Data records for software interfaces
- Opening Delimiter -

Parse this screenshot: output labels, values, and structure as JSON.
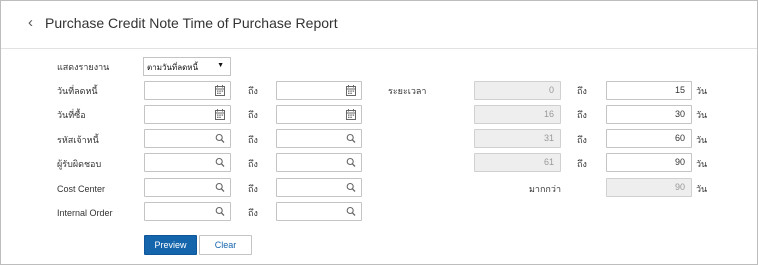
{
  "header": {
    "back_icon": "chevron-left-icon",
    "title": "Purchase Credit Note Time of Purchase Report"
  },
  "form": {
    "show_report": {
      "label": "แสดงรายงาน",
      "value": "ตามวันที่ลดหนี้"
    },
    "to_label": "ถึง",
    "rows": [
      {
        "label": "วันที่ลดหนี้",
        "icon": "calendar-icon"
      },
      {
        "label": "วันที่ซื้อ",
        "icon": "calendar-icon"
      },
      {
        "label": "รหัสเจ้าหนี้",
        "icon": "search-icon"
      },
      {
        "label": "ผู้รับผิดชอบ",
        "icon": "search-icon"
      },
      {
        "label": "Cost Center",
        "icon": "search-icon"
      },
      {
        "label": "Internal Order",
        "icon": "search-icon"
      }
    ]
  },
  "period": {
    "label": "ระยะเวลา",
    "to_label": "ถึง",
    "unit": "วัน",
    "more_than_label": "มากกว่า",
    "rows": [
      {
        "from": "0",
        "to": "15"
      },
      {
        "from": "16",
        "to": "30"
      },
      {
        "from": "31",
        "to": "60"
      },
      {
        "from": "61",
        "to": "90"
      }
    ],
    "more_than_value": "90"
  },
  "buttons": {
    "preview": "Preview",
    "clear": "Clear"
  }
}
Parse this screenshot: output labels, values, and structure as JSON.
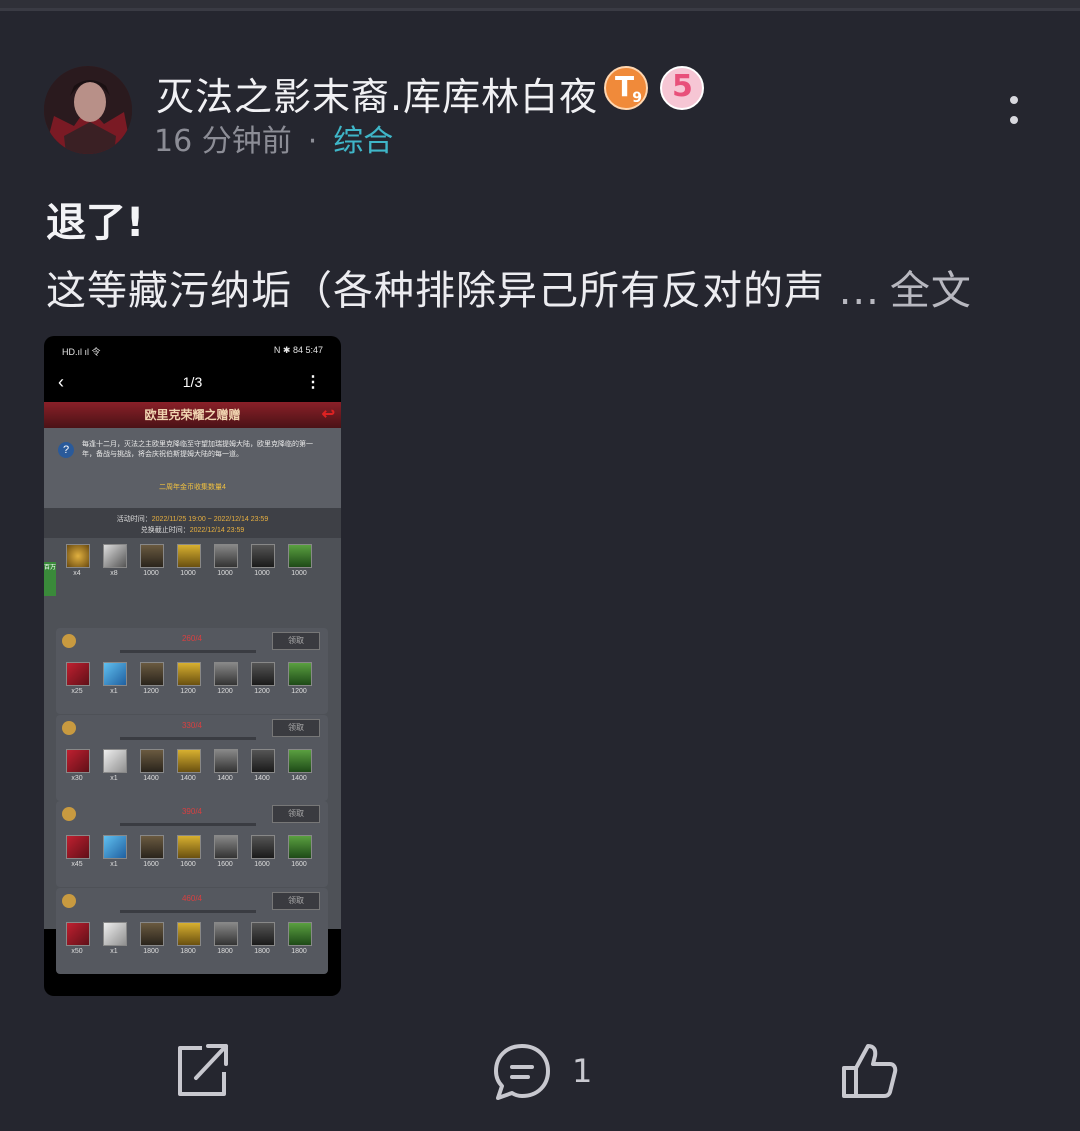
{
  "post": {
    "author": "灭法之影末裔.库库林白夜",
    "badges": {
      "level_badge": "T",
      "level_sub": "9",
      "rank_badge": "5"
    },
    "time": "16 分钟前",
    "separator": "·",
    "category": "综合",
    "title": "退了!",
    "body_preview": "这等藏污纳垢（各种排除异己所有反对的声",
    "ellipsis": "...",
    "expand_label": "全文"
  },
  "screenshot": {
    "status_left": "HD.ıl ıl 令",
    "status_right": "N ✱ 84 5:47",
    "page_counter": "1/3",
    "game_title": "欧里克荣耀之赠赠",
    "desc_text": "每逢十二月，灭法之主欧里克降临至守望加瑞提姆大陆，欧里克降临的第一年，备战与挑战，将会庆祝伯斯提姆大陆的每一道。",
    "gold_text": "二周年金币收集数量4",
    "event_label": "活动时间：",
    "event_time": "2022/11/25 19:00 ~ 2022/12/14 23:59",
    "claim_label": "兑换截止时间：",
    "claim_time": "2022/12/14 23:59",
    "side_tab": "百万",
    "claim_button": "领取",
    "top_items": [
      "x4",
      "x8",
      "1000",
      "1000",
      "1000",
      "1000",
      "1000"
    ],
    "tiers": [
      {
        "need": "260/4",
        "items": [
          "x25",
          "x1",
          "1200",
          "1200",
          "1200",
          "1200",
          "1200"
        ]
      },
      {
        "need": "330/4",
        "items": [
          "x30",
          "x1",
          "1400",
          "1400",
          "1400",
          "1400",
          "1400"
        ]
      },
      {
        "need": "390/4",
        "items": [
          "x45",
          "x1",
          "1600",
          "1600",
          "1600",
          "1600",
          "1600"
        ]
      },
      {
        "need": "460/4",
        "items": [
          "x50",
          "x1",
          "1800",
          "1800",
          "1800",
          "1800",
          "1800"
        ]
      }
    ]
  },
  "actions": {
    "comment_count": "1"
  },
  "colors": {
    "background": "#25262f",
    "category": "#3fb6c8",
    "muted": "#8c8d96"
  }
}
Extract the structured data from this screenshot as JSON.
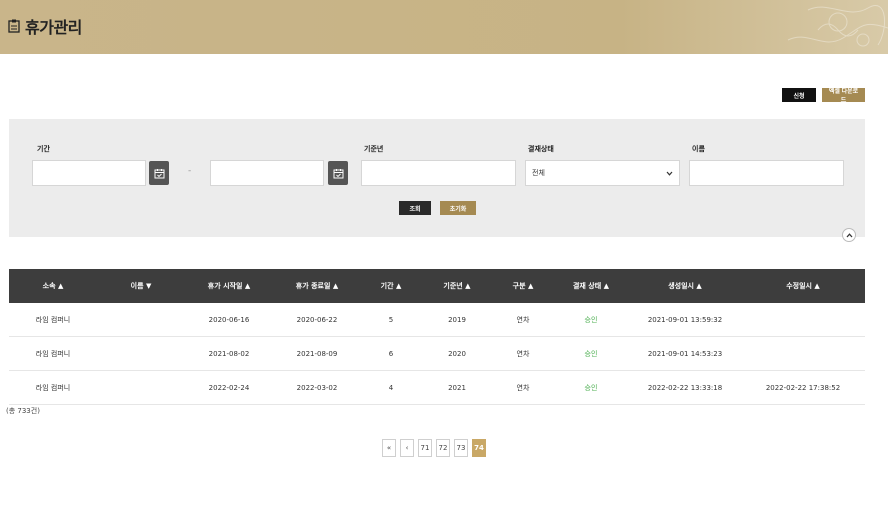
{
  "header": {
    "title": "휴가관리"
  },
  "actions": {
    "apply_label": "신청",
    "excel_label": "엑셀 다운로드"
  },
  "filters": {
    "period_label": "기간",
    "period_separator": "-",
    "base_year_label": "기준년",
    "approval_status_label": "결재상태",
    "approval_status_value": "전체",
    "name_label": "이름",
    "search_label": "조회",
    "reset_label": "초기화"
  },
  "table": {
    "headers": [
      "소속 ▲",
      "이름 ▼",
      "휴가 시작일 ▲",
      "휴가 종료일 ▲",
      "기간 ▲",
      "기준년 ▲",
      "구분 ▲",
      "결재 상태 ▲",
      "생성일시 ▲",
      "수정일시 ▲"
    ],
    "rows": [
      [
        "라임 컴퍼니",
        "",
        "2020-06-16",
        "2020-06-22",
        "5",
        "2019",
        "연차",
        "승인",
        "2021-09-01 13:59:32",
        ""
      ],
      [
        "라임 컴퍼니",
        "",
        "2021-08-02",
        "2021-08-09",
        "6",
        "2020",
        "연차",
        "승인",
        "2021-09-01 14:53:23",
        ""
      ],
      [
        "라임 컴퍼니",
        "",
        "2022-02-24",
        "2022-03-02",
        "4",
        "2021",
        "연차",
        "승인",
        "2022-02-22 13:33:18",
        "2022-02-22 17:38:52"
      ]
    ],
    "total_text": "(총 733건)"
  },
  "pagination": {
    "first_label": "«",
    "prev_label": "‹",
    "pages": [
      "71",
      "72",
      "73",
      "74"
    ],
    "active_page": "74"
  },
  "colors": {
    "accent": "#a58a52",
    "header_bg": "#c9b58a",
    "approved": "#4caf50",
    "table_head": "#3d3d3d"
  }
}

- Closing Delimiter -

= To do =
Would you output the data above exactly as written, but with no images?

= The completed task =
Parse this screenshot: output labels, values, and structure as JSON.
{
  "header": {
    "back_icon": "chevron-left-icon",
    "title": "Purchase Credit Note Time of Purchase Report"
  },
  "form": {
    "show_report": {
      "label": "แสดงรายงาน",
      "value": "ตามวันที่ลดหนี้"
    },
    "to_label": "ถึง",
    "rows": [
      {
        "label": "วันที่ลดหนี้",
        "icon": "calendar-icon"
      },
      {
        "label": "วันที่ซื้อ",
        "icon": "calendar-icon"
      },
      {
        "label": "รหัสเจ้าหนี้",
        "icon": "search-icon"
      },
      {
        "label": "ผู้รับผิดชอบ",
        "icon": "search-icon"
      },
      {
        "label": "Cost Center",
        "icon": "search-icon"
      },
      {
        "label": "Internal Order",
        "icon": "search-icon"
      }
    ]
  },
  "period": {
    "label": "ระยะเวลา",
    "to_label": "ถึง",
    "unit": "วัน",
    "more_than_label": "มากกว่า",
    "rows": [
      {
        "from": "0",
        "to": "15"
      },
      {
        "from": "16",
        "to": "30"
      },
      {
        "from": "31",
        "to": "60"
      },
      {
        "from": "61",
        "to": "90"
      }
    ],
    "more_than_value": "90"
  },
  "buttons": {
    "preview": "Preview",
    "clear": "Clear"
  }
}
Parse this screenshot: output labels, values, and structure as JSON.
{
  "post": {
    "author": "灭法之影末裔.库库林白夜",
    "badges": {
      "level_badge": "T",
      "level_sub": "9",
      "rank_badge": "5"
    },
    "time": "16 分钟前",
    "separator": "·",
    "category": "综合",
    "title": "退了!",
    "body_preview": "这等藏污纳垢（各种排除异己所有反对的声",
    "ellipsis": "...",
    "expand_label": "全文"
  },
  "screenshot": {
    "status_left": "HD.ıl ıl 令",
    "status_right": "N ✱ 84 5:47",
    "page_counter": "1/3",
    "game_title": "欧里克荣耀之赠赠",
    "desc_text": "每逢十二月，灭法之主欧里克降临至守望加瑞提姆大陆，欧里克降临的第一年，备战与挑战，将会庆祝伯斯提姆大陆的每一道。",
    "gold_text": "二周年金币收集数量4",
    "event_label": "活动时间：",
    "event_time": "2022/11/25 19:00 ~ 2022/12/14 23:59",
    "claim_label": "兑换截止时间：",
    "claim_time": "2022/12/14 23:59",
    "side_tab": "百万",
    "claim_button": "领取",
    "top_items": [
      "x4",
      "x8",
      "1000",
      "1000",
      "1000",
      "1000",
      "1000"
    ],
    "tiers": [
      {
        "need": "260/4",
        "items": [
          "x25",
          "x1",
          "1200",
          "1200",
          "1200",
          "1200",
          "1200"
        ]
      },
      {
        "need": "330/4",
        "items": [
          "x30",
          "x1",
          "1400",
          "1400",
          "1400",
          "1400",
          "1400"
        ]
      },
      {
        "need": "390/4",
        "items": [
          "x45",
          "x1",
          "1600",
          "1600",
          "1600",
          "1600",
          "1600"
        ]
      },
      {
        "need": "460/4",
        "items": [
          "x50",
          "x1",
          "1800",
          "1800",
          "1800",
          "1800",
          "1800"
        ]
      }
    ]
  },
  "actions": {
    "comment_count": "1"
  },
  "colors": {
    "background": "#25262f",
    "category": "#3fb6c8",
    "muted": "#8c8d96"
  }
}
Extract the structured data from this screenshot as JSON.
{
  "header": {
    "title": "휴가관리"
  },
  "actions": {
    "apply_label": "신청",
    "excel_label": "엑셀 다운로드"
  },
  "filters": {
    "period_label": "기간",
    "period_separator": "-",
    "base_year_label": "기준년",
    "approval_status_label": "결재상태",
    "approval_status_value": "전체",
    "name_label": "이름",
    "search_label": "조회",
    "reset_label": "초기화"
  },
  "table": {
    "headers": [
      "소속 ▲",
      "이름 ▼",
      "휴가 시작일 ▲",
      "휴가 종료일 ▲",
      "기간 ▲",
      "기준년 ▲",
      "구분 ▲",
      "결재 상태 ▲",
      "생성일시 ▲",
      "수정일시 ▲"
    ],
    "rows": [
      [
        "라임 컴퍼니",
        "",
        "2020-06-16",
        "2020-06-22",
        "5",
        "2019",
        "연차",
        "승인",
        "2021-09-01 13:59:32",
        ""
      ],
      [
        "라임 컴퍼니",
        "",
        "2021-08-02",
        "2021-08-09",
        "6",
        "2020",
        "연차",
        "승인",
        "2021-09-01 14:53:23",
        ""
      ],
      [
        "라임 컴퍼니",
        "",
        "2022-02-24",
        "2022-03-02",
        "4",
        "2021",
        "연차",
        "승인",
        "2022-02-22 13:33:18",
        "2022-02-22 17:38:52"
      ]
    ],
    "total_text": "(총 733건)"
  },
  "pagination": {
    "first_label": "«",
    "prev_label": "‹",
    "pages": [
      "71",
      "72",
      "73",
      "74"
    ],
    "active_page": "74"
  },
  "colors": {
    "accent": "#a58a52",
    "header_bg": "#c9b58a",
    "approved": "#4caf50",
    "table_head": "#3d3d3d"
  }
}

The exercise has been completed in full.